### TASK TO CARRY OUT
Down to the last line, print the material below verbatim.

### PROVIDED DATA
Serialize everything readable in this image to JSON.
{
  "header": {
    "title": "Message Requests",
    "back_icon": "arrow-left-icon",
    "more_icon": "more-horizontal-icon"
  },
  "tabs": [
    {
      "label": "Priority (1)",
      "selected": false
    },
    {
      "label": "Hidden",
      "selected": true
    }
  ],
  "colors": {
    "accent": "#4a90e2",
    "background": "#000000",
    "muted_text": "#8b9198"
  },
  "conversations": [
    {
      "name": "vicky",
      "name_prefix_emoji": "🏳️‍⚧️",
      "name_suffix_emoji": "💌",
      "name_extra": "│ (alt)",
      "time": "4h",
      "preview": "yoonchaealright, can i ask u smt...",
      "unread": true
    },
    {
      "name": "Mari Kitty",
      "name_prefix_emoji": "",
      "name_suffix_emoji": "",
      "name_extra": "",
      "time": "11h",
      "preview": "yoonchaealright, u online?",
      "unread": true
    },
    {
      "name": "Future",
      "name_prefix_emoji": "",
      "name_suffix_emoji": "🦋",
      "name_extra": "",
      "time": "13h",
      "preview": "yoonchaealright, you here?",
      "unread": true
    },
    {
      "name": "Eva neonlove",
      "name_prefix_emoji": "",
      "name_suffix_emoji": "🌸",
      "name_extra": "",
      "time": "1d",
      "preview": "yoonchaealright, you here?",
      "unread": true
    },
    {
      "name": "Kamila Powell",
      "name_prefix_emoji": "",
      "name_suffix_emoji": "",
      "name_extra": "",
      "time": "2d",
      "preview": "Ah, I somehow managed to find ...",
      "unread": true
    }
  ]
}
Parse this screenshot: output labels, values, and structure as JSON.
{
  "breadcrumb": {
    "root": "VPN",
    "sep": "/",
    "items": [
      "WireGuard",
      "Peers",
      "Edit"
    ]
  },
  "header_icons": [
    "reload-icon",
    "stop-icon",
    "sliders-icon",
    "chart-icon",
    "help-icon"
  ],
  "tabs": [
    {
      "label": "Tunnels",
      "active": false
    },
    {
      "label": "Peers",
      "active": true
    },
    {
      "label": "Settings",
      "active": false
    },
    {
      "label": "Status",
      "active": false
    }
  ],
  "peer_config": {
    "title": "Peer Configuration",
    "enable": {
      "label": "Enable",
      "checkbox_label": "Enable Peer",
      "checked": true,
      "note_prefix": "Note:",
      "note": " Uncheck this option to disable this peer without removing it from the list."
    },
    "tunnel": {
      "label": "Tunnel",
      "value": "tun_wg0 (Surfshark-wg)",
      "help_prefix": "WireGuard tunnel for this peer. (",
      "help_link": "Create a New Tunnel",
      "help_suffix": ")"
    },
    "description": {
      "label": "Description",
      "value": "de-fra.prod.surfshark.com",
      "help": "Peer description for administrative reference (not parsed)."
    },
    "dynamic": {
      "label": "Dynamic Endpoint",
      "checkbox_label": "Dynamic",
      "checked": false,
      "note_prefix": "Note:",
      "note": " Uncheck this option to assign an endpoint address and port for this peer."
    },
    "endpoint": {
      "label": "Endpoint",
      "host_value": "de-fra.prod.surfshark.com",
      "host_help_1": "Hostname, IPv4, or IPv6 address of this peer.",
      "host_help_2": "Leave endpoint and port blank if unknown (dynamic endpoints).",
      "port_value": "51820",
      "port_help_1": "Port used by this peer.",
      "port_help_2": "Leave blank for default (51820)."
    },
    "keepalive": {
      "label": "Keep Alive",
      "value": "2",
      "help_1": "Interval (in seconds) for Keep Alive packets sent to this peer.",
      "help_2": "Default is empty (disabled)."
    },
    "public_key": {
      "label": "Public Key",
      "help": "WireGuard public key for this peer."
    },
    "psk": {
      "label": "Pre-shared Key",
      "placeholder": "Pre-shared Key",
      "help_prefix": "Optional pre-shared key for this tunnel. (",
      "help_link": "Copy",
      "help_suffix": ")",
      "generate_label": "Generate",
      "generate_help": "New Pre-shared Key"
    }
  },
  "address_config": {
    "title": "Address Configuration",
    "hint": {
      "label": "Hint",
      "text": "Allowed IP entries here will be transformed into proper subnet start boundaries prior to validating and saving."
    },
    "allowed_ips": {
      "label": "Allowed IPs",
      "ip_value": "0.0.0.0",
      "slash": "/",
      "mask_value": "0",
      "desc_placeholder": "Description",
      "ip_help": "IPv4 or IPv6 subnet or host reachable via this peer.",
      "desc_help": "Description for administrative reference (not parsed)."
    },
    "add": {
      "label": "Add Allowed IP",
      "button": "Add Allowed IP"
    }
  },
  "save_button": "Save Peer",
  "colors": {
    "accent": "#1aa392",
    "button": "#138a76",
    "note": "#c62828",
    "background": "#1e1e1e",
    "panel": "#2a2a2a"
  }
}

### ANSWER FOR THE TASK
Serialize everything readable in this image to JSON.
{
  "header": {
    "title": "Message Requests",
    "back_icon": "arrow-left-icon",
    "more_icon": "more-horizontal-icon"
  },
  "tabs": [
    {
      "label": "Priority (1)",
      "selected": false
    },
    {
      "label": "Hidden",
      "selected": true
    }
  ],
  "colors": {
    "accent": "#4a90e2",
    "background": "#000000",
    "muted_text": "#8b9198"
  },
  "conversations": [
    {
      "name": "vicky",
      "name_prefix_emoji": "🏳️‍⚧️",
      "name_suffix_emoji": "💌",
      "name_extra": "│ (alt)",
      "time": "4h",
      "preview": "yoonchaealright, can i ask u smt...",
      "unread": true
    },
    {
      "name": "Mari Kitty",
      "name_prefix_emoji": "",
      "name_suffix_emoji": "",
      "name_extra": "",
      "time": "11h",
      "preview": "yoonchaealright, u online?",
      "unread": true
    },
    {
      "name": "Future",
      "name_prefix_emoji": "",
      "name_suffix_emoji": "🦋",
      "name_extra": "",
      "time": "13h",
      "preview": "yoonchaealright, you here?",
      "unread": true
    },
    {
      "name": "Eva neonlove",
      "name_prefix_emoji": "",
      "name_suffix_emoji": "🌸",
      "name_extra": "",
      "time": "1d",
      "preview": "yoonchaealright, you here?",
      "unread": true
    },
    {
      "name": "Kamila Powell",
      "name_prefix_emoji": "",
      "name_suffix_emoji": "",
      "name_extra": "",
      "time": "2d",
      "preview": "Ah, I somehow managed to find ...",
      "unread": true
    }
  ]
}
Parse this screenshot: output labels, values, and structure as JSON.
{
  "breadcrumb": {
    "root": "VPN",
    "sep": "/",
    "items": [
      "WireGuard",
      "Peers",
      "Edit"
    ]
  },
  "header_icons": [
    "reload-icon",
    "stop-icon",
    "sliders-icon",
    "chart-icon",
    "help-icon"
  ],
  "tabs": [
    {
      "label": "Tunnels",
      "active": false
    },
    {
      "label": "Peers",
      "active": true
    },
    {
      "label": "Settings",
      "active": false
    },
    {
      "label": "Status",
      "active": false
    }
  ],
  "peer_config": {
    "title": "Peer Configuration",
    "enable": {
      "label": "Enable",
      "checkbox_label": "Enable Peer",
      "checked": true,
      "note_prefix": "Note:",
      "note": " Uncheck this option to disable this peer without removing it from the list."
    },
    "tunnel": {
      "label": "Tunnel",
      "value": "tun_wg0 (Surfshark-wg)",
      "help_prefix": "WireGuard tunnel for this peer. (",
      "help_link": "Create a New Tunnel",
      "help_suffix": ")"
    },
    "description": {
      "label": "Description",
      "value": "de-fra.prod.surfshark.com",
      "help": "Peer description for administrative reference (not parsed)."
    },
    "dynamic": {
      "label": "Dynamic Endpoint",
      "checkbox_label": "Dynamic",
      "checked": false,
      "note_prefix": "Note:",
      "note": " Uncheck this option to assign an endpoint address and port for this peer."
    },
    "endpoint": {
      "label": "Endpoint",
      "host_value": "de-fra.prod.surfshark.com",
      "host_help_1": "Hostname, IPv4, or IPv6 address of this peer.",
      "host_help_2": "Leave endpoint and port blank if unknown (dynamic endpoints).",
      "port_value": "51820",
      "port_help_1": "Port used by this peer.",
      "port_help_2": "Leave blank for default (51820)."
    },
    "keepalive": {
      "label": "Keep Alive",
      "value": "2",
      "help_1": "Interval (in seconds) for Keep Alive packets sent to this peer.",
      "help_2": "Default is empty (disabled)."
    },
    "public_key": {
      "label": "Public Key",
      "help": "WireGuard public key for this peer."
    },
    "psk": {
      "label": "Pre-shared Key",
      "placeholder": "Pre-shared Key",
      "help_prefix": "Optional pre-shared key for this tunnel. (",
      "help_link": "Copy",
      "help_suffix": ")",
      "generate_label": "Generate",
      "generate_help": "New Pre-shared Key"
    }
  },
  "address_config": {
    "title": "Address Configuration",
    "hint": {
      "label": "Hint",
      "text": "Allowed IP entries here will be transformed into proper subnet start boundaries prior to validating and saving."
    },
    "allowed_ips": {
      "label": "Allowed IPs",
      "ip_value": "0.0.0.0",
      "slash": "/",
      "mask_value": "0",
      "desc_placeholder": "Description",
      "ip_help": "IPv4 or IPv6 subnet or host reachable via this peer.",
      "desc_help": "Description for administrative reference (not parsed)."
    },
    "add": {
      "label": "Add Allowed IP",
      "button": "Add Allowed IP"
    }
  },
  "save_button": "Save Peer",
  "colors": {
    "accent": "#1aa392",
    "button": "#138a76",
    "note": "#c62828",
    "background": "#1e1e1e",
    "panel": "#2a2a2a"
  }
}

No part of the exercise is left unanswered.